Pictures of the retail store are missing because that was where the food and wine were set up at the opening so I couldn't get any good shots. Binnie and I did manage to visit it earlier in the day and contribute to RandF's success through our purchases. Maybe you can resist trying new colors when you see them online, but in person they are just too appealing to turn down.

Thank You
My sincere appreciation to Richard, Darin, Laura and all the other wonderful staff at RandF for a great visit!

9 comments:

Binnie said...

I can practically smell the wax. It is paint porn....lusciousness!!!!

Lynn said...

I could just eat that French mauve! Gorgeous. Thanks for posting your visit.

Lynette Haggard said...

Thanks for this terrific step into R&F! EYEGASM!!!!!

Tamar said...

Luscious...... I don't work in encaustic but seeing shelf after shelf filled with those exquisite blocks of paint makes me salivate.

lisa said...

What fun!!
It is a great place to take pictures!
Good to seeing you also

Martha Marshall said...

What a fantastic tour and pictures. I felt like I was peeking over your shoulder, but of course I'd love to smell and see the place in person.

Liz Ruest said...

Ditto on the thank you & the yum factor. Your excitement from the visit shines through in your words -- fantastic.

Cherie Mittenthal said...

That looked like a fabulous tour. I can only imagine the lovely paint smells oozing out! Thanks for sharing.

smellofpaint said...

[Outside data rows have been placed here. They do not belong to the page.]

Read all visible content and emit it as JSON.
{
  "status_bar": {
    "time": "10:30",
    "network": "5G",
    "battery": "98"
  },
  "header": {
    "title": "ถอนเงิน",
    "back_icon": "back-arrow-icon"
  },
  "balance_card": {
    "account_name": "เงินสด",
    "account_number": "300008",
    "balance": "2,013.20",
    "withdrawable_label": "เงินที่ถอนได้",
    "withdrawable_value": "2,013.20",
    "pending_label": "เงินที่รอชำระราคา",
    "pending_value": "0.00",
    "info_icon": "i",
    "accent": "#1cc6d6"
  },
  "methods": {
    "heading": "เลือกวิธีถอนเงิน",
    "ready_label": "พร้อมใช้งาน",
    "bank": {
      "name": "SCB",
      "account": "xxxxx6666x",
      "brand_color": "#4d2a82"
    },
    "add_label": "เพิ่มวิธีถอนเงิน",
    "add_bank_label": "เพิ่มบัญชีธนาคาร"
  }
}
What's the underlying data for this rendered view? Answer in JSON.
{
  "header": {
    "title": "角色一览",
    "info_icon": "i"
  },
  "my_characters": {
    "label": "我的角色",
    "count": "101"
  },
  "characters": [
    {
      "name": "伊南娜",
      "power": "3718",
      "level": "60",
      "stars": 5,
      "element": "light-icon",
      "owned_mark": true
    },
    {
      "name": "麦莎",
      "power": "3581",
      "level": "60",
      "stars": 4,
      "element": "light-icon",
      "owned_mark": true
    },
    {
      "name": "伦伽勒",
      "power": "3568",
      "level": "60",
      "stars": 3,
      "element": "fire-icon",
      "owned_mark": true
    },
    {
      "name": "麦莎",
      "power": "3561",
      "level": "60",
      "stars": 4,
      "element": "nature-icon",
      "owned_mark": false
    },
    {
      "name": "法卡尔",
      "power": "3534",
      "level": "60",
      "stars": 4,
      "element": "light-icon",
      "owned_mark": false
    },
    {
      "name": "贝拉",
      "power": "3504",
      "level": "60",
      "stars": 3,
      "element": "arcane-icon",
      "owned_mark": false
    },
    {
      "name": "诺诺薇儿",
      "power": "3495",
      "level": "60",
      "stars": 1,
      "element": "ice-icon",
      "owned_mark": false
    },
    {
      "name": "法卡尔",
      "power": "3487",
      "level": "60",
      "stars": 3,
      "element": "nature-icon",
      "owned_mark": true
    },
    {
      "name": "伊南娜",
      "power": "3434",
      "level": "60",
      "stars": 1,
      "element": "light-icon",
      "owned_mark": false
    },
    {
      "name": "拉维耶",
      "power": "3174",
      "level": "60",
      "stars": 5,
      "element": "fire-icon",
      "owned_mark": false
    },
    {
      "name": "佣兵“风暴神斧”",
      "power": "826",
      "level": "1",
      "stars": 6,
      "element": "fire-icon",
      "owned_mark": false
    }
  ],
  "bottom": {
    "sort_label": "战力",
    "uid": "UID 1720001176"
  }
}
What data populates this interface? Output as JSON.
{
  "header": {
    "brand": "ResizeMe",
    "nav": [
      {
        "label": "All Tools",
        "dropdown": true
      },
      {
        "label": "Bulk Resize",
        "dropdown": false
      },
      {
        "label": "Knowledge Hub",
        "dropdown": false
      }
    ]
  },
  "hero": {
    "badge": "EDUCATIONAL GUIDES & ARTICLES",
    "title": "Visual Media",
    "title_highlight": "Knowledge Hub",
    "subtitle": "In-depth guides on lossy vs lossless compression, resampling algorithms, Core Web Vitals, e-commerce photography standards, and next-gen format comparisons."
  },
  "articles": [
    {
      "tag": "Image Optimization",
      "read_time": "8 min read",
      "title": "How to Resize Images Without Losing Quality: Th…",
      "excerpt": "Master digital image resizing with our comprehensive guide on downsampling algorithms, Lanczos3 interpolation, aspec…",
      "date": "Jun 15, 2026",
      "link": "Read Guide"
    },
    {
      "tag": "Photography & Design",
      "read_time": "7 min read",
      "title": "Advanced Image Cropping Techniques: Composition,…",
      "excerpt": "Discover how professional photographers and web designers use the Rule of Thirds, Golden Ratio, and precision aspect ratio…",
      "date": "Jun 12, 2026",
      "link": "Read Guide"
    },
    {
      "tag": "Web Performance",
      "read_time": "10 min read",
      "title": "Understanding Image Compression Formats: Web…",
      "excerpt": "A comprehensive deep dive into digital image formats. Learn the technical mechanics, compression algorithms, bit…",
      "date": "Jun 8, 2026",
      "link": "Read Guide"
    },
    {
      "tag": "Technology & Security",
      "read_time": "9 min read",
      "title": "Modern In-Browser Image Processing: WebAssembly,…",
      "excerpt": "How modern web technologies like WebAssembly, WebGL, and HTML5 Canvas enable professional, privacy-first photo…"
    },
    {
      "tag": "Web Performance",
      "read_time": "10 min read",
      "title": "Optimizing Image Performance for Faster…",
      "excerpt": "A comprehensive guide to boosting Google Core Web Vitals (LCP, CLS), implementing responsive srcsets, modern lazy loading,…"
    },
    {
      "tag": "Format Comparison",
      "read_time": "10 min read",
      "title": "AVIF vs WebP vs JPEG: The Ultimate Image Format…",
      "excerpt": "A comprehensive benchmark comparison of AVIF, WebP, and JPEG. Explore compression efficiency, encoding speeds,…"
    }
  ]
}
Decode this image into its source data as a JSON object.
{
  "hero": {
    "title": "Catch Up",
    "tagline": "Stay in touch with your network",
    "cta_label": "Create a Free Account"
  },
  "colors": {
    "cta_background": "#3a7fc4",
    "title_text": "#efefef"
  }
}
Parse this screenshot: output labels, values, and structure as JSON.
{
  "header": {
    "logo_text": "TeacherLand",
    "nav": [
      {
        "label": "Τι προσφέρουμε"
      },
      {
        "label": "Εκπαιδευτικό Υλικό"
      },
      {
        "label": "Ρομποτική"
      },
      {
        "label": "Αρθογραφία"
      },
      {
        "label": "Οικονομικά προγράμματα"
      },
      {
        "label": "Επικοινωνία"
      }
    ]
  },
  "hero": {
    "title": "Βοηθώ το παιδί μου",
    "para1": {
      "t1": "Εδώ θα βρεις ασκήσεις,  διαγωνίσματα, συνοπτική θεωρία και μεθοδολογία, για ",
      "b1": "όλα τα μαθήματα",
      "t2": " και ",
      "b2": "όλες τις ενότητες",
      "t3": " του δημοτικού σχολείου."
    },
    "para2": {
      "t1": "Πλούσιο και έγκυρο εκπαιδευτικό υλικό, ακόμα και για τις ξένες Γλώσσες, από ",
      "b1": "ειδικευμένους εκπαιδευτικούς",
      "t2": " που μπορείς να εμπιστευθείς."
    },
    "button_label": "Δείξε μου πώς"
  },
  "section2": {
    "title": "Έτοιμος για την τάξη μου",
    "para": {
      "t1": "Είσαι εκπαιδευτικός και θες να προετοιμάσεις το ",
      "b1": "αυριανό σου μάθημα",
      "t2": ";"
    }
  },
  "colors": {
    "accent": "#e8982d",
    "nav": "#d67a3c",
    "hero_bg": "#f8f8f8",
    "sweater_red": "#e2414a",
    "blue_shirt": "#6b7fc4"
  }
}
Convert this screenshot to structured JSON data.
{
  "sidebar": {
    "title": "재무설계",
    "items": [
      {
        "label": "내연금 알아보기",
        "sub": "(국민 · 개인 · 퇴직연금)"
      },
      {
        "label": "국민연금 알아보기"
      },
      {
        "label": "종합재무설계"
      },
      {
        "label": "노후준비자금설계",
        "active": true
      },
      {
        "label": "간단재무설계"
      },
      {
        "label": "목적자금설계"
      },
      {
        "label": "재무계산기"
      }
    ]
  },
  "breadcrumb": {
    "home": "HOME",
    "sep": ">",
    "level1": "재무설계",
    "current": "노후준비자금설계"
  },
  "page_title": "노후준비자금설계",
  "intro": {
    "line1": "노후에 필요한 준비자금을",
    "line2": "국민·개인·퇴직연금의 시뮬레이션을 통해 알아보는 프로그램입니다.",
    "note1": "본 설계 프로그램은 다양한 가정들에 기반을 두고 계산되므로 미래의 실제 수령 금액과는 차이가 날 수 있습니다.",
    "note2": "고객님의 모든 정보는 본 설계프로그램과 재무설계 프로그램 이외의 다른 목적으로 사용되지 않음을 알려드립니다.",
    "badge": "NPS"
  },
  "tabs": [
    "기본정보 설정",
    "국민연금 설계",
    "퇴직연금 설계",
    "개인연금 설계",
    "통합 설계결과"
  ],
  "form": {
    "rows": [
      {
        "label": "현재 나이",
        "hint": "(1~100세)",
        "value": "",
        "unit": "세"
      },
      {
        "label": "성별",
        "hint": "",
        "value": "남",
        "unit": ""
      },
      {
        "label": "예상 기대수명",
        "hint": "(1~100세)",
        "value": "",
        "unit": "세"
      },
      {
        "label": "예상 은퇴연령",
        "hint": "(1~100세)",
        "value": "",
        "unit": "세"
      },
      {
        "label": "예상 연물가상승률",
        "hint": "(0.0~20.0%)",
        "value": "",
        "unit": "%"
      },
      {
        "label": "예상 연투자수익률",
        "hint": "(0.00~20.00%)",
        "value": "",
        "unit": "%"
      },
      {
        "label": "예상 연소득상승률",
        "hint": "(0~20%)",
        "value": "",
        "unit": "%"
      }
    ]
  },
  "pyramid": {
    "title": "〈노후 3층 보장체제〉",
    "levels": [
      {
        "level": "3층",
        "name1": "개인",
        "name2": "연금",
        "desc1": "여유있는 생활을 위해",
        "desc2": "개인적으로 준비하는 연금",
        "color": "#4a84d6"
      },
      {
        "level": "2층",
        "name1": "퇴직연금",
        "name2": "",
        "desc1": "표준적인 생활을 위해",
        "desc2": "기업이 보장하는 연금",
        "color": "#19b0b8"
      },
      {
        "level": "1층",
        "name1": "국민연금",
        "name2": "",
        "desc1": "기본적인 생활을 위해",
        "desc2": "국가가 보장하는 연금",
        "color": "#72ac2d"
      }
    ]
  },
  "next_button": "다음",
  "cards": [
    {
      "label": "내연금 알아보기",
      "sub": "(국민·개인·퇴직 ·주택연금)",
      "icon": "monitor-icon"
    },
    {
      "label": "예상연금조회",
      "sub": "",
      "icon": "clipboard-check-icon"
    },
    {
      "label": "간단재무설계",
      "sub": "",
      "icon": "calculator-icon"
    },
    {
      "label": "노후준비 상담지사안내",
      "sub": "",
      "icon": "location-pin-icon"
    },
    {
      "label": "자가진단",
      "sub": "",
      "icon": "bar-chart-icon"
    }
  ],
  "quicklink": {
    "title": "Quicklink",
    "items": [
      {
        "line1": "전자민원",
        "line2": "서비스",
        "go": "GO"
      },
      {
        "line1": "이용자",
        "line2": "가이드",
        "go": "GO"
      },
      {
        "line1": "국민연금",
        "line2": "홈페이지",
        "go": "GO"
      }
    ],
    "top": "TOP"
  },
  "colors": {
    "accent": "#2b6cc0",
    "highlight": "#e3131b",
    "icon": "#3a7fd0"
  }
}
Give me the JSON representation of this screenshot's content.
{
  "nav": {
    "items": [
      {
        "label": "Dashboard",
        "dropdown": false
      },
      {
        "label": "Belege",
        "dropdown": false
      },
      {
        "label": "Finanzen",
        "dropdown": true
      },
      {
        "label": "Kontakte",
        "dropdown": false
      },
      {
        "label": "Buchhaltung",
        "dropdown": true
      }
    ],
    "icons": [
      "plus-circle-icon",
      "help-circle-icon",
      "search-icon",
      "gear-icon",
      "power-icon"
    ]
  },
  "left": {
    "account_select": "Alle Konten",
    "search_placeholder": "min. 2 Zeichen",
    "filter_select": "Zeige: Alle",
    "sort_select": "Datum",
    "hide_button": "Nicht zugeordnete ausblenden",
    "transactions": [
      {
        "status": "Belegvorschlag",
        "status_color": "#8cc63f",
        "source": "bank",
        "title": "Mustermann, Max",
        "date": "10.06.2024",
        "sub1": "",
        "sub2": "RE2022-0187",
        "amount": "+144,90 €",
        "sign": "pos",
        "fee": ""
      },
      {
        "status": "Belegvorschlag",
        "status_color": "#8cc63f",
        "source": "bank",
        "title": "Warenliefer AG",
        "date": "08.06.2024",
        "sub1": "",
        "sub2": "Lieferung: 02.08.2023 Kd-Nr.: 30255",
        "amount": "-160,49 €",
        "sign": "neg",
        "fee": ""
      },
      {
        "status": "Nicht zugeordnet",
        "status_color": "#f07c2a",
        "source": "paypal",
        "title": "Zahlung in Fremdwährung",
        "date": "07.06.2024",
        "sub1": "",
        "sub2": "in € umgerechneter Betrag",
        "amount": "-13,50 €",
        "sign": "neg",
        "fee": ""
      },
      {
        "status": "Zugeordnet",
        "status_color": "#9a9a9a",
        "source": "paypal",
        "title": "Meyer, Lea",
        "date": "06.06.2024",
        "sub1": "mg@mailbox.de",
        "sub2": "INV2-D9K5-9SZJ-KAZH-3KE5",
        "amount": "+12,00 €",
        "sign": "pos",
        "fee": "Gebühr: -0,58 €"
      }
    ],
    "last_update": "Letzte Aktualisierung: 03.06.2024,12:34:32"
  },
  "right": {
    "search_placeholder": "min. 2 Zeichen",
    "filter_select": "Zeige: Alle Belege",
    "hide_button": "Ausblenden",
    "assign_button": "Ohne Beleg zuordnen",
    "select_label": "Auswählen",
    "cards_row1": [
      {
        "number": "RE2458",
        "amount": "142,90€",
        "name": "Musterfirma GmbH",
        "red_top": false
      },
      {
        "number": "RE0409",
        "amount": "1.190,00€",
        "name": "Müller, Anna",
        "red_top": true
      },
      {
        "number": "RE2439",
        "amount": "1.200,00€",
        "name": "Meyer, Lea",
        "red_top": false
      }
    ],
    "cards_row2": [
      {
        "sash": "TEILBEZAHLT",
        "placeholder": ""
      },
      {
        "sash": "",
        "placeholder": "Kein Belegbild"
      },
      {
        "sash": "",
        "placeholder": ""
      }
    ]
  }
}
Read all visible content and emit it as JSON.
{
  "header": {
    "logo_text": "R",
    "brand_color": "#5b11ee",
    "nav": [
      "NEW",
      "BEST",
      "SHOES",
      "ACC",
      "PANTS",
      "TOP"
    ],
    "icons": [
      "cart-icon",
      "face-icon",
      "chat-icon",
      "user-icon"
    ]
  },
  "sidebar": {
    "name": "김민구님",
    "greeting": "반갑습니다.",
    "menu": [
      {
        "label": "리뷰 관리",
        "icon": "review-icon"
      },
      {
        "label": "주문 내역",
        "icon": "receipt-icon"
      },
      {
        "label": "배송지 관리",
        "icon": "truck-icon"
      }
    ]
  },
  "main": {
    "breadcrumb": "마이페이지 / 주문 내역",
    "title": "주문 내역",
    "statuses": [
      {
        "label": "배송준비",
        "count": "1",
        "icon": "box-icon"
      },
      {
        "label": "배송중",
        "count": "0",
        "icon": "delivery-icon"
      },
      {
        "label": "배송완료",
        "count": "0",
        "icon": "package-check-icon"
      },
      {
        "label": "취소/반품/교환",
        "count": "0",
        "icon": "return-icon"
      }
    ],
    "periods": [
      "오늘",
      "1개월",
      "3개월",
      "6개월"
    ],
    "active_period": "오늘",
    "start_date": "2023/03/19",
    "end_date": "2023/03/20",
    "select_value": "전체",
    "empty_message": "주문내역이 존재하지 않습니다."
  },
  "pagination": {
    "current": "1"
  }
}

Hi, Nancy! catching up on your blog entries still... :-) .
Their oil sticks are truly orgasmic... I was talking with some fellow color artists the other week, and we were getting goosebumps just looking at the lusciousness that is R&F ! So really appreciated a skillful and passionate peek into their process, by a fellow color lover!
VBAA >>PHILIP<<